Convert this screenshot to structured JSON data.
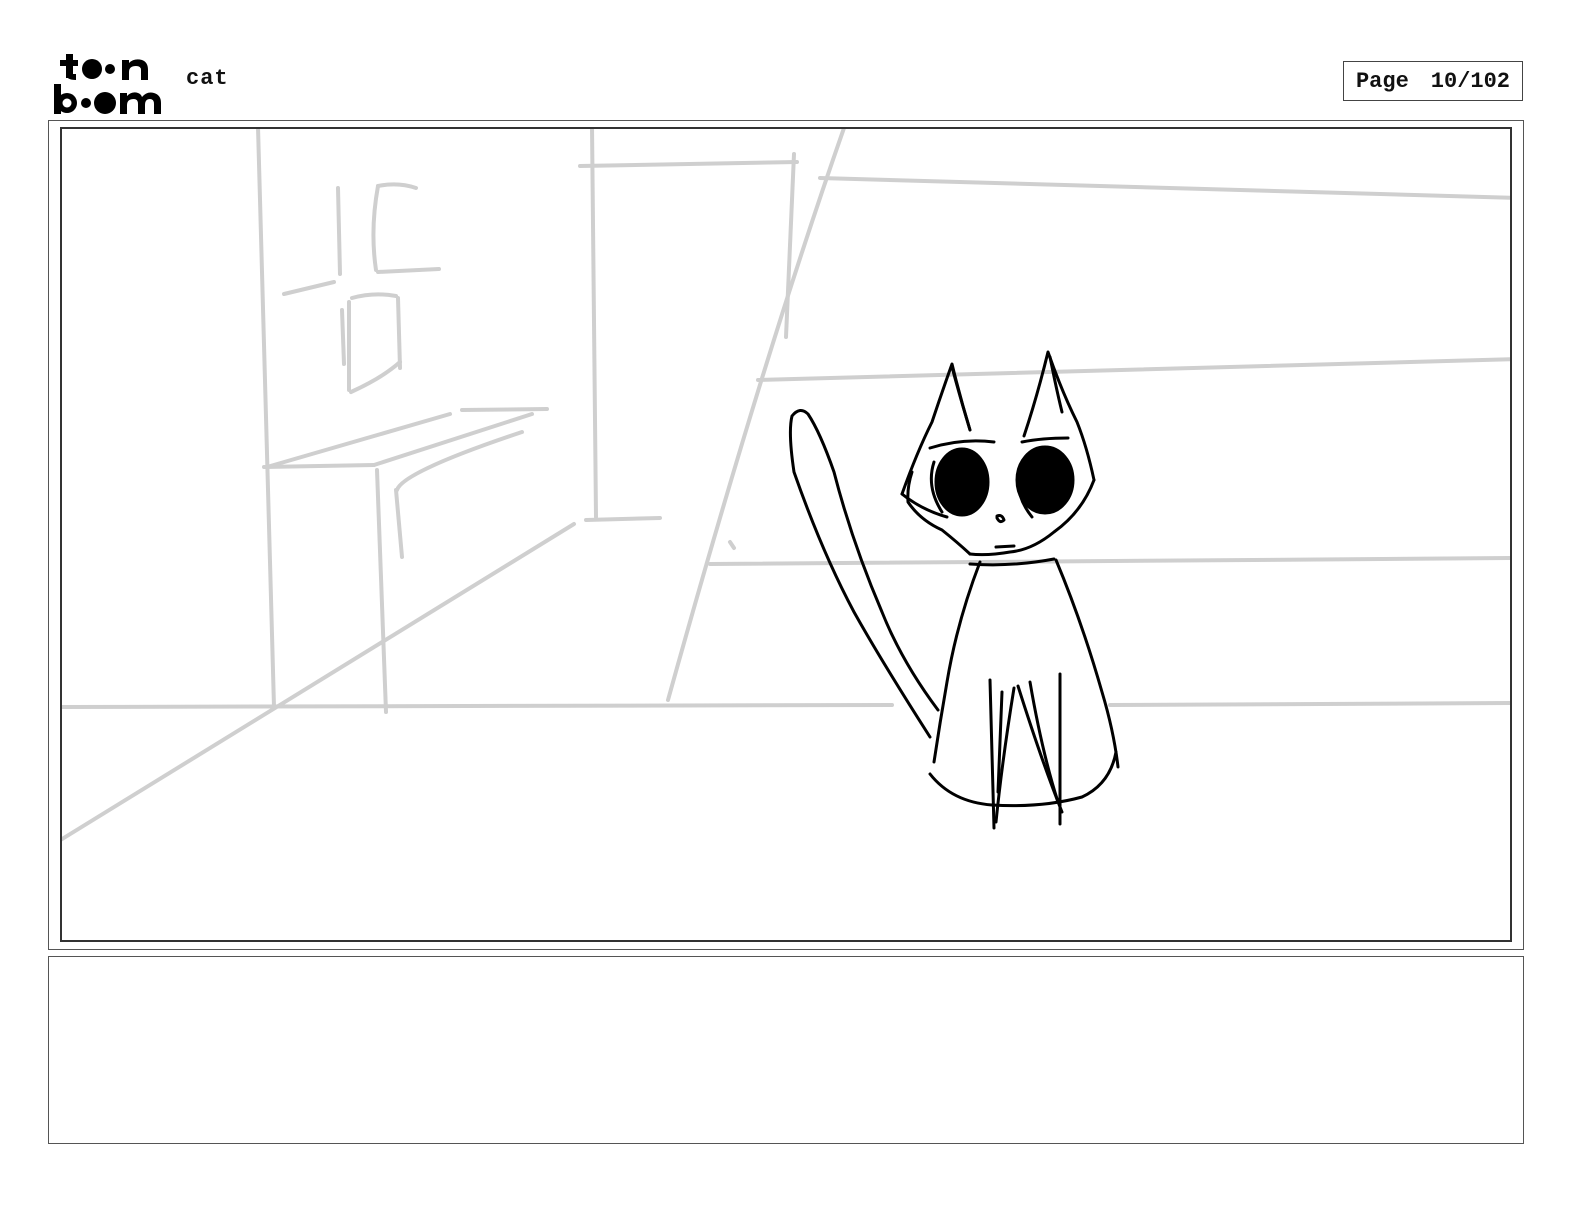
{
  "header": {
    "logo": {
      "line1": "toon",
      "line2": "boom"
    },
    "project_title": "cat",
    "page_label": "Page",
    "page_number": "10/102"
  },
  "panel": {
    "content": "sketch",
    "background_lines_color": "#cfcfcf",
    "character_lines_color": "#000000"
  },
  "notes": {
    "text": ""
  }
}
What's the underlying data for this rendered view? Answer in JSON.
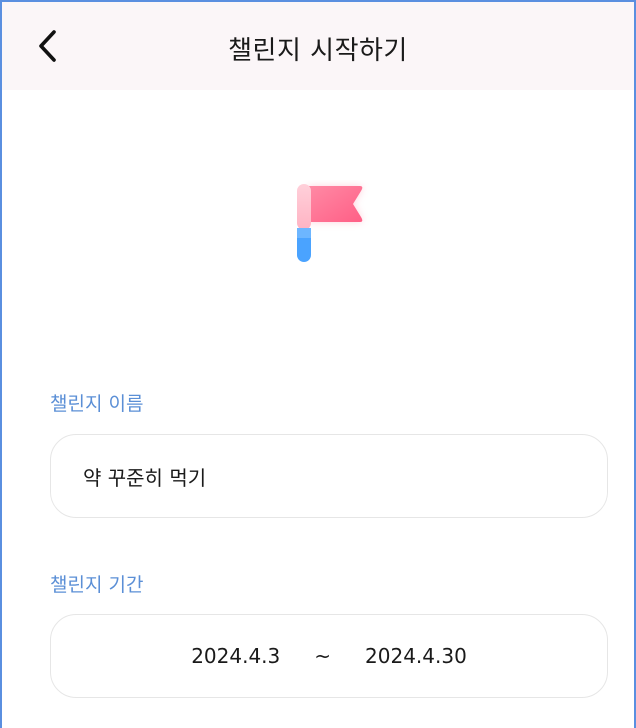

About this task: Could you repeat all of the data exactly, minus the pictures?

Reply:
Convert this screenshot to structured JSON data.
{
  "header": {
    "logo": {
      "line1": "toon",
      "line2": "boom"
    },
    "project_title": "cat",
    "page_label": "Page",
    "page_number": "10/102"
  },
  "panel": {
    "content": "sketch",
    "background_lines_color": "#cfcfcf",
    "character_lines_color": "#000000"
  },
  "notes": {
    "text": ""
  }
}
What's the underlying data for this rendered view? Answer in JSON.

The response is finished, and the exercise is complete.